Although Sofonisba Anguissola (1532-1625) was one of the most famous female painters (if not the most famous) of the Italian Renaissance, she is somewhat obscure in today's history of art. Here's a small start to changing the legacy of this remarkable painter.
Her name comes from a Carthaginian princess deemed "exceedingly beautiful and notable, both in music and in writing", which were aspirations held by her father Amilcare.
Sofonisba Anguissola, Three Sisters Playing Chess. Oil on canvas, 1555. Approximately 28" by 38".
He subscribed to the education philosophy of Baldassare de Castiglione, who professed in The Courtesan (1528) that females should receive the education typically reserved for males; as such, Sofonisba Anguissola and her five younger sisters were taught music, painting, Latin and the humanities.

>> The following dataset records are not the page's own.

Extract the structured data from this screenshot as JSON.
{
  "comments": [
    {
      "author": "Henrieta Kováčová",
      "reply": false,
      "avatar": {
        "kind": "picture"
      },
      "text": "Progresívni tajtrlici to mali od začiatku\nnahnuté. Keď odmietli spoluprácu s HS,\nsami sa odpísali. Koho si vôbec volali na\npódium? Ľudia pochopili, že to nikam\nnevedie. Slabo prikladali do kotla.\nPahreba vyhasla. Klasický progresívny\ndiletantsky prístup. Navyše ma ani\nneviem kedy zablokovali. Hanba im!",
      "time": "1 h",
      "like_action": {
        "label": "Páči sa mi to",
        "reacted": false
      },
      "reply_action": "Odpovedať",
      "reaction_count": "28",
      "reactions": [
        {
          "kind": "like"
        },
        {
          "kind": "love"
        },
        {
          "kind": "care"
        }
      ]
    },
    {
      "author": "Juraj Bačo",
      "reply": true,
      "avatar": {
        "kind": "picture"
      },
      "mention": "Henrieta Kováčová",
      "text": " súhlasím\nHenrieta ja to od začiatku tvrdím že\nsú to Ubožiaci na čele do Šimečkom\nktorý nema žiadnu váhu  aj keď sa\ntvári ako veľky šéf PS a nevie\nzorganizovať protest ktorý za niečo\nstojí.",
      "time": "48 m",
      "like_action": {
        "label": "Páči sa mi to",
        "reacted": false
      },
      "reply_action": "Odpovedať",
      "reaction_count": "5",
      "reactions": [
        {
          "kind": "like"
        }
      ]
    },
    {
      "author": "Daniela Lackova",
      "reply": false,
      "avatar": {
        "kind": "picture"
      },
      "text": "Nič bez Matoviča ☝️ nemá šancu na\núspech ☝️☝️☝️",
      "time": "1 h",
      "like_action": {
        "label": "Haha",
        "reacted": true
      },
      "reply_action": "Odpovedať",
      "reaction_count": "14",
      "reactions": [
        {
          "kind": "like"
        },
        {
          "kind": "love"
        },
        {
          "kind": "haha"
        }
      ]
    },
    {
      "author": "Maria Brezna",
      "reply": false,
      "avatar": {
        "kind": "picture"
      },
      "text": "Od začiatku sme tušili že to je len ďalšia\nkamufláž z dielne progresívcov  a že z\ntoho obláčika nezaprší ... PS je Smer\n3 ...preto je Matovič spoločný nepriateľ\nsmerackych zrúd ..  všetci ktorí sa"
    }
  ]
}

Sofonisba Anguissola, excelling at a young age, studied with the painters, Bernardino Campi and Bernardino Gatti. Forbidden from seeing nude men in anatomy or life drawing classes, Anguissola focused on portraiture. By the age of 15, she was renowned for their expressiveness. At 20, Sofonisba Anguissola created one of her most famous paintings, Three Sisters Playing Chess (above), a well-known masterpiece of the Renaissance art.
Her sister, Lucia, gazes confidently at the viewer after capturing the queen of Minerva, who raises her right hand in surprise. The youngest sister, Europa, is captured in a flash of spontaneous laughter while a servant looks on; the match unfolds before the hazy background painted in the Renaissance art technique of sfumato.
Sofonisba Anguissola had a dash of the revolutionary about her -- not only was this portrayal of an everyday, informal domestic scene, or genre painting, the first in Italian painting, but also chess was typically played only by upper class men or nobility, not women; they were painted performing domestic pursuits.
As her reputation spread beyond Italy, Phillip II of Spain asked Sofonisba Anguissola to become lady-in-waiting and art teacher to Queen Isabella of Valois.
Sofonisba Anguissola, Phillip II of Spain. Oil on board, circa 1564. Prado, Madrid.
Anguissola left her native Cremona in 1559, and spent the next decade painting all members of the royal family, including a portrait of the Queen commissioned by the Pope.
Instead of being compensated with monetary payments as male court painters were, female artists like Sofonisba Anguissola often received luxurious gifts for which no records were kept. As such, there are fewer historical clues - and much controversy - in attributing paintings to Sofonisba Anguissola.
One such painting is Phillip II of Spain, originally attributed to Alonso Sanchez Coello, a fellow court painter, but attributed to Anguissola in 1996. She portrays a somber Phillip II fingering his Order of the Golden Fleece and dressed in the high hat and black clothing that typified his midlife.
Perhaps after more Sofonisba Anguissola paintings are identified, she'll regain the stature she had with the Florentine biographer, Filippo Baldinucci: in his book Lives (1681), he lavishly praised Sofonisba Anguissola and compared her to one of the most famous painters of all, Titian.